Niall Dickson, chief executive of the NHS Confederation, which represents organisations providing NHS care, said the relaxing of the waiting time target was “inevitable” because of a lack of funding. He told the BBC: “Back to the year 2000, people were waiting 18 months or longer and the NHS has delivered 18 weeks as a target.”I think nobody wants to go back to that very, very long time and there will be anxiety about that – but I think it is completely unreasonable to expect NHS services to provide everything, when the restrictions on funding and the demand is rising all the time.”

Mr Stevens said several measures would be taken to reduce the numbers stuck on waiting lists.

GPs are being asked to look at how many patients they are referring to hospital – and whether other options, such as physiotherapy, would be more appropriate than operations.

Mr Stevens said this process could lead to hundreds of thousands fewer patients being referred to hospital.

But Age UK’s Caroline Abrahams criticised the move. “Having to wait a long time for an operation or procedure may not only condemn an older person to misery and pain, it can also undermine their resilience and make it harder for them to sustain their independence. This makes no sense.”

◾10 charts that show why the NHS is in trouble

Curbing drug spending

The NHS spends about £16bn a year on drugs and medicines. But the bill has been rising quickly – up 7% in the past year. This is the largest area of spending after staffing, so NHS England’s report sets out ways this rising cost can be curbed.

 

Firstly, a cap has been set on the bill for new drugs. The roll-out of any new treatments that are going to cost the NHS more than £20m a year will now be delayed to give health bosses time to open talks with the industry on price.

Secondly, NHS England has said it will review “low value” medicines. These include things such as sun cream, gluten-free foods and some painkillers – a move which could potentially save £400m a year.

Both of these steps had already been announced prior to this report.

◾NHS to introduce £20m cap on new drugs

◾NHS targets suncream prescriptions for cuts

A&E waits to get quicker

In return, NHS England made a series of pledges about how they would improve performance in certain areas.

The four-hour A&E target has been re-committed to.

Hospitals have been asked to start hitting the 95% threshold again by March 2018. Current performance stands at just over 85%.

To help, each hospital is being asked to introduce GP triaging – whereby doctors are placed on the front door to advise patients with minor illnesses and injuries of other places they can get help.

NHS England has promised that half the population will have access to evening and weekend GP opening by March 2018, with the rest of the country following a year later.

More pharmacists and mental health therapists will also be placed in surgeries during normal working hours to provide extra support.

Rapid cancer diagnosis

Breast cancer screening involves mammogram scansImage copyright SPL

Another area that will be prioritised will be cancer care. A strategy was launched in 2015 setting out a vision for “world class” services by 2020.

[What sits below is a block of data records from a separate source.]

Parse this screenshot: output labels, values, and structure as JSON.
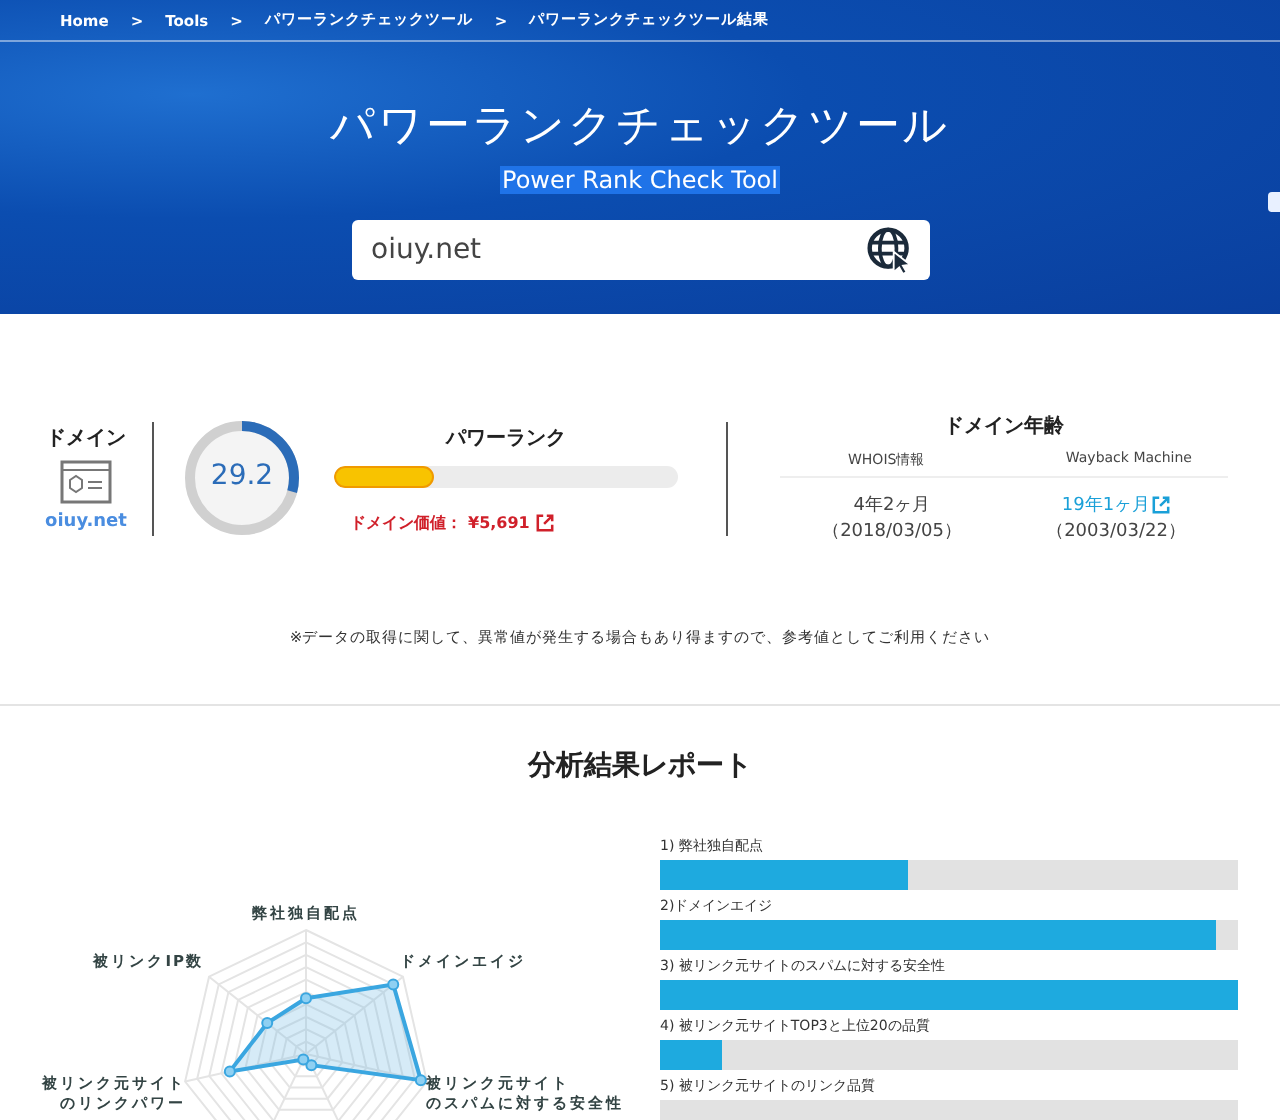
{
  "breadcrumb": [
    "Home",
    "Tools",
    "パワーランクチェックツール",
    "パワーランクチェックツール結果"
  ],
  "breadcrumb_separator": ">",
  "hero": {
    "title": "パワーランクチェックツール",
    "subtitle": "Power Rank Check Tool",
    "search": {
      "value": "oiuy.net"
    }
  },
  "domain": {
    "heading": "ドメイン",
    "name": "oiuy.net"
  },
  "score": {
    "value": "29.2",
    "level": 0.292
  },
  "power_rank": {
    "heading": "パワーランク",
    "level": 0.29,
    "value_label": "ドメイン価値：",
    "value": "¥5,691"
  },
  "domain_age": {
    "heading": "ドメイン年齢",
    "columns": [
      {
        "label": "WHOIS情報",
        "age": "4年2ヶ月",
        "date": "（2018/03/05）",
        "link": false
      },
      {
        "label": "Wayback Machine",
        "age": "19年1ヶ月",
        "date": "（2003/03/22）",
        "link": true
      }
    ]
  },
  "note": "※データの取得に関して、異常値が発生する場合もあり得ますので、参考値としてご利用ください",
  "report": {
    "title": "分析結果レポート",
    "radar_labels": [
      [
        "弊社独自配点"
      ],
      [
        "被リンクIP数"
      ],
      [
        "ドメインエイジ"
      ],
      [
        "被リンク元サイト",
        "のリンクパワー"
      ],
      [
        "被リンク元サイト",
        "のスパムに対する安全性"
      ]
    ],
    "bars": [
      {
        "label": "1) 弊社独自配点",
        "level": 0.43
      },
      {
        "label": "2)ドメインエイジ",
        "level": 0.963
      },
      {
        "label": "3) 被リンク元サイトのスパムに対する安全性",
        "level": 1.0
      },
      {
        "label": "4) 被リンク元サイトTOP3と上位20の品質",
        "level": 0.107
      },
      {
        "label": "5) 被リンク元サイトのリンク品質"
      }
    ]
  }
}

This latest report sets out how that is beginning to happen, with an upgrade of radiotherapy equipment and the introduction of 10 new rapid diagnostic centres by next March.

The latter will house a range of specialists under one roof, meaning patients will no longer have to be referred back and forth between GP and specialist.

These steps, NHS England said, will help achieve the ambition of ensuring cancer diagnoses are made within four weeks by 2020, and lead to the 62-day target for cancer treatment to once again be hit – it has been missed for much of the past 18 months.

But Mr Stevens admitted the NHS needed more staff in this area to make sure care could continue to improve.

Improving mental health was also mentioned. NHS bosses said access to talking therapies would be improved, while extra beds in mental health units for children and young people would reduce the need for patients to be placed in centres long distances from their families.

But what about the money?

One area Mr Stevens refused to be drawn on was money. When he launched his five-year strategy, he explicitly asked for £8bn of extra funding for the NHS.

Source BBC News